The shift from tangible to intangible tourism resources places pressure on destinations to become ever more creative in their development strategies. As Richards and Raymond (2000) argue, "creative tourism" is a further development of tourism towards more experiential forms of consumption, which emphasise personal development. They define creative tourism as: "tourism which offers visitors the opportunity to develop their creative potential through active participation in courses and learning experiences which are characteristic of the holiday destination where they are undertaken".
The development of creative tourism presents new challenges for both the tourist and the destination. One of the important implications of creative tourism is that the destination has to be creative in order to develop intangible cultural resources, which are characteristic of the destination (such as traditions or local skills) into creative experiences for the tourists. It is not just a question of the tourists themselves engaging in creative activities, but it should be a system of "co-production" between the tourist and the producers in the destination.
As Richards and Wilson (2006) demonstrate, creative tourism is already taking place in many forms, even though the label creative tourism may not be used. For example painting courses, photographic trips and dance holidays have long been offered to those wishing to develop their creativity on holiday. What is now beginning to change is that creative experiences are actively being developed, packaged and offered for tourists by a wide range of destinations, often in an attempt to diversify the tourism product. This diversification can take a wide range of forms.
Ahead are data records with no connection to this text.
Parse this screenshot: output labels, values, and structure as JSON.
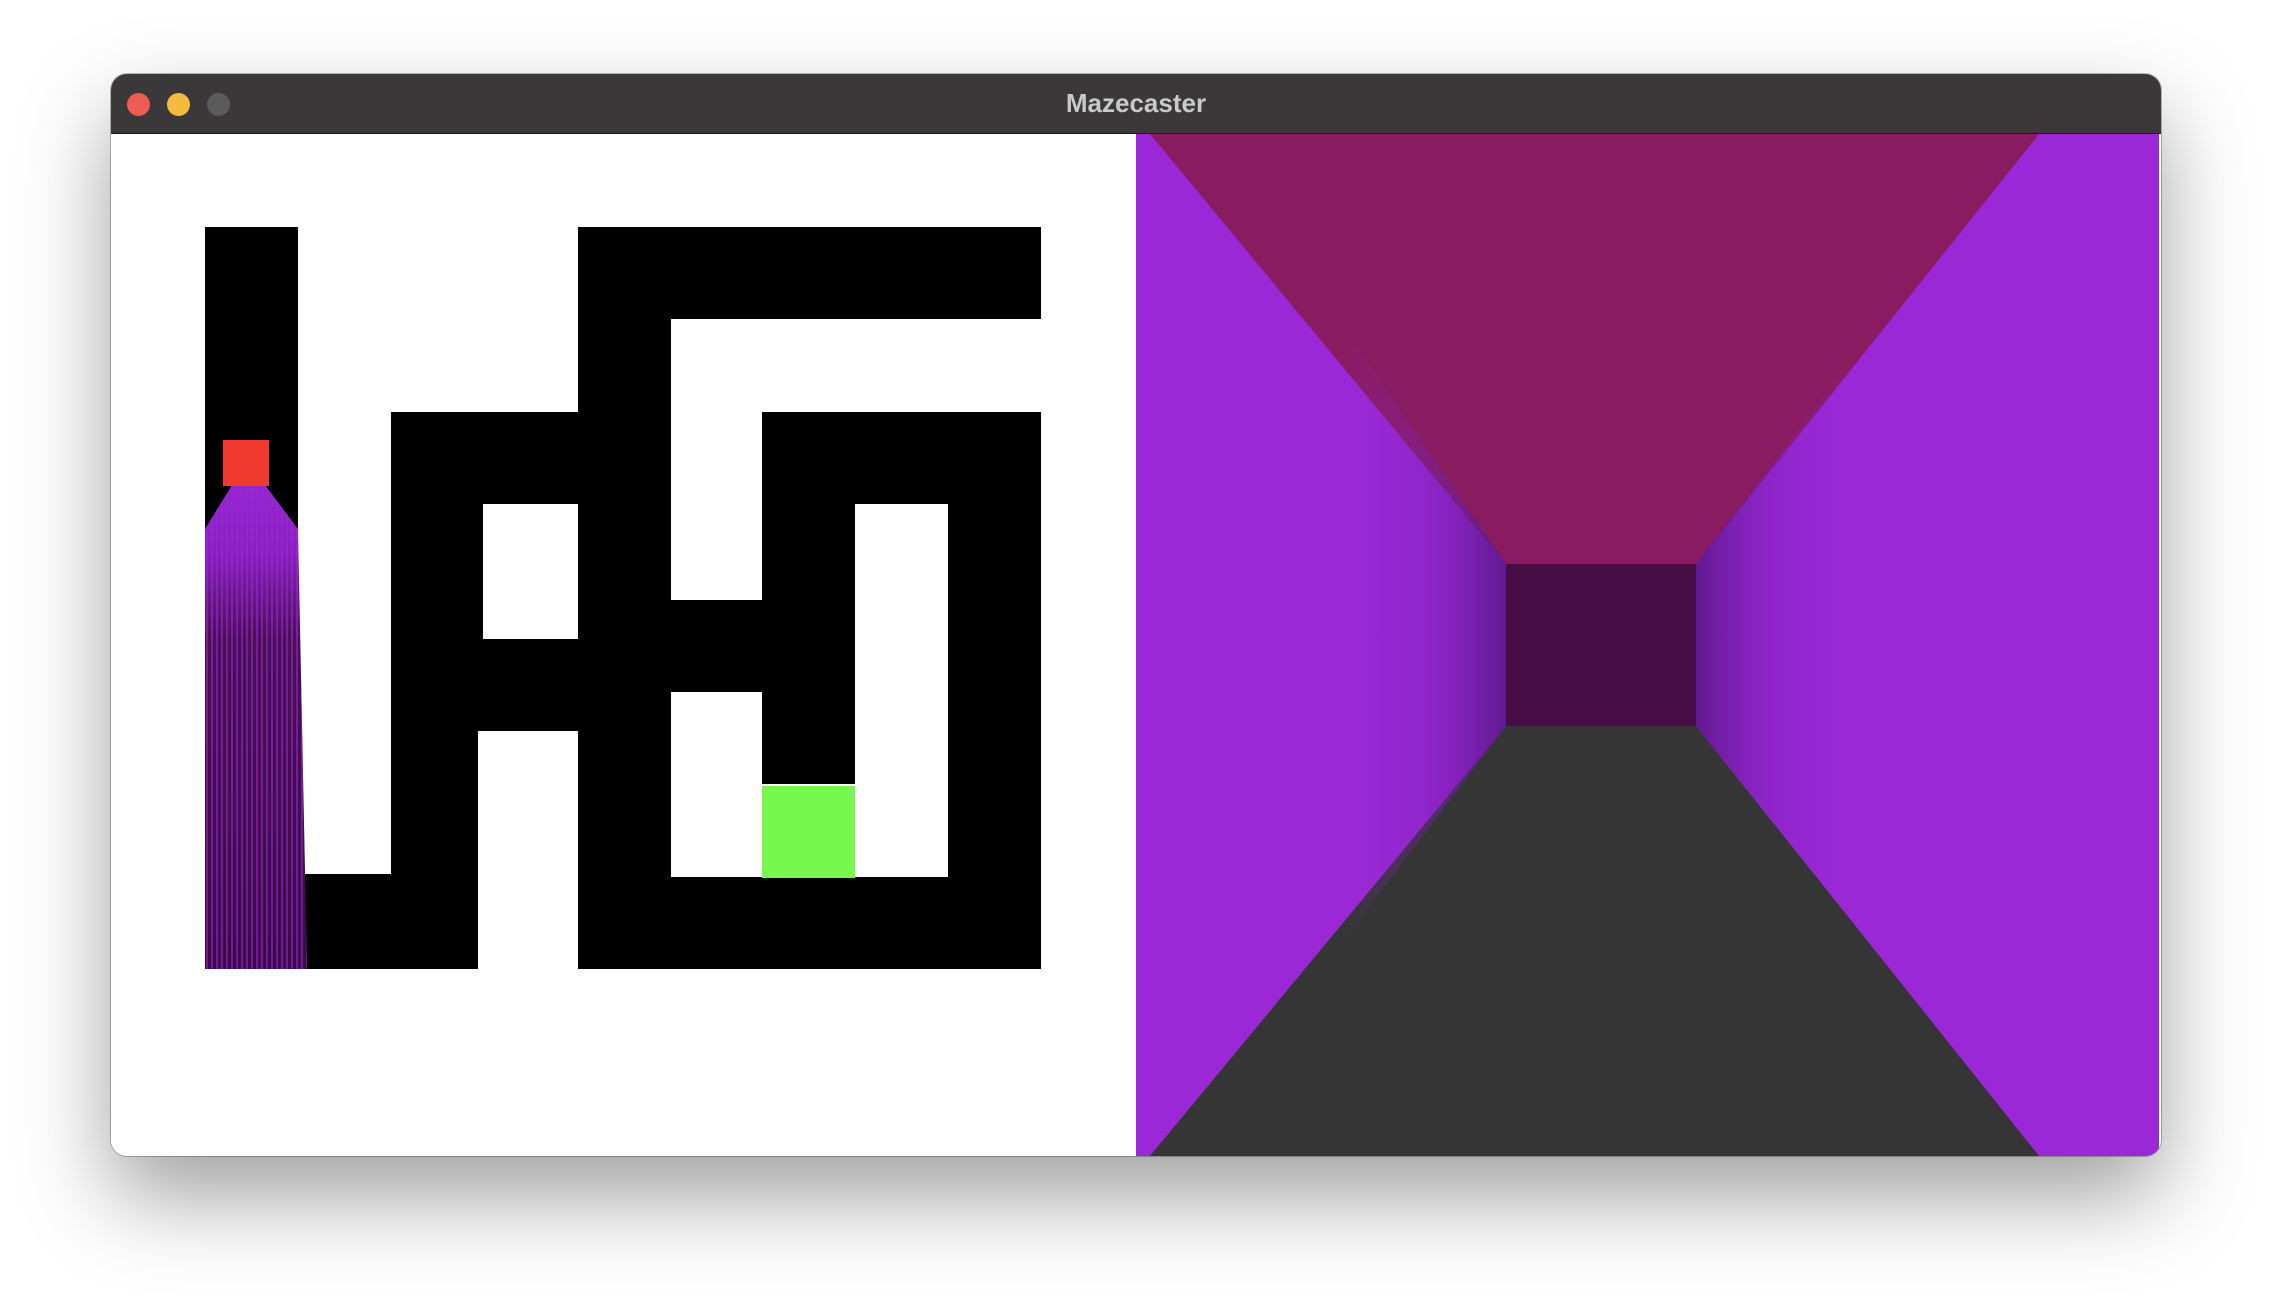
{
  "window": {
    "title": "Mazecaster"
  },
  "colors": {
    "titlebar": "#3a3838",
    "close_light": "#ee5c55",
    "minimize_light": "#f3bb3f",
    "zoom_light": "#5c5b5b",
    "map_background": "#ffffff",
    "maze_path": "#000000",
    "player": "#f03a2f",
    "goal": "#78f74e",
    "ray_fan": "#9a28d6",
    "ceiling": "#891c60",
    "floor": "#353535",
    "wall_side": "#9a28d6",
    "wall_far": "#470e45"
  },
  "icons": {
    "close": "close-circle-icon",
    "minimize": "minimize-circle-icon",
    "zoom": "zoom-circle-icon"
  }
}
This volume looks at the different ways in which creativity is being applied in tourism, and the implications that this has for the tourist experience and the tourism destination.
In Chapter 2, the experiential and multisensory nature of modern tourism is explored by Sonia Ferrari, G. Emanuele Adamo and Anna Rita Veltri. They show that tourism demand is increasingly shifting towards experiential modes of consumption. They look in particular at a series of case studies of the use of different senses in tourism experiences - sight, hearing, taste, smell and touch. On the basis of this analysis they develop a model of multisensory tourism which shows how the different senses can be used to develop creative tourism products.
Claire Haven-Tang and Eleri Jones look at ways of using culture creatively to differentiate tourism destinations in Chapter 3. They take the case of Monmouthshire in Wales (UK), where creative strategies have been used to develop a "sense of place" for the region. They emphasise the importance of involving the visitor in creative experiences so that aspects of local culture are more clearly related to place. This can be achieved through the bottom-up involvement of local residents, using their own feeling of place to communicate the intangible aspects of their culture to the visitor.
The theme of active involvement is emphasised in a different context by Tamara Klicek in Chapter 4, where she looks at the use of international voluntary camps to develop cultural tourism. She argues that voluntary tourism is an embedded form of experience which requires active participation from both residents and visitors, and which ultimately benefits them both. Looking at volunteer camps in Serbia, she finds that volunteers are less interested in sightseeing and more interested in experiencing the living culture and everyday life of the destination. She concludes that volunteer tourism can be a good way of promoting the intangible culture of a region and a means of getting local people more involved in the production of tourism experiences.
Aurkene Alzua-Sorzabal and Maria Teresa Linaza examine a more technological solution to the problem of cultural interpretation in Chapter 5. They describe the PRISMA project, which examines the use of Augmented Reality technology in tourism. The system allows the visitor to interact creatively with multimedia content, so that they can choose what kind of information to view, and in what form. This adds new dimensions to previously static modes of interpretation, and allows the destination to be more creative in its presentation and the tourist to be more creative in their interpretation of local culture.
In Chapter 6, Satu Miettinen examines the development of creative tourism as a tool for local empowerment in Namibia in Southern Africa. She looks at a number of crafts projects where tourists have been able to get more creatively involved by learning to make crafts objects themselves. This form of creative tourism has also empowered local people, who have changed their roles from sellers of objects into teachers of craft skills. This allows locals and tourists to build up a relationship based on mutual respect, rather than pure commerce.
These papers were all presented at the ATLAS conference on Tourism, Creativity and Development held in Barcelona in November 2005 (other papers from the conference have been published in companion volumes by ATLAS, as well as Richards and Wilson, forthcoming). This conference was designed to explore the interfaces between tourism, development and creativity, particularly in the context of potential collaboration between the creative and tourism sectors.
Some 116 delegates from 24 countries gathered at the University of Barcelona to listen to an interesting set of keynote presentations, over 60 workshop sessions and round-table debate. The many and varied workshop presentations provided a wide array of different approaches to tourism and creativity, ranging from the creative marketing of tourism, to the creative re-packaging of cultural tourism to the development of "creative tourism" .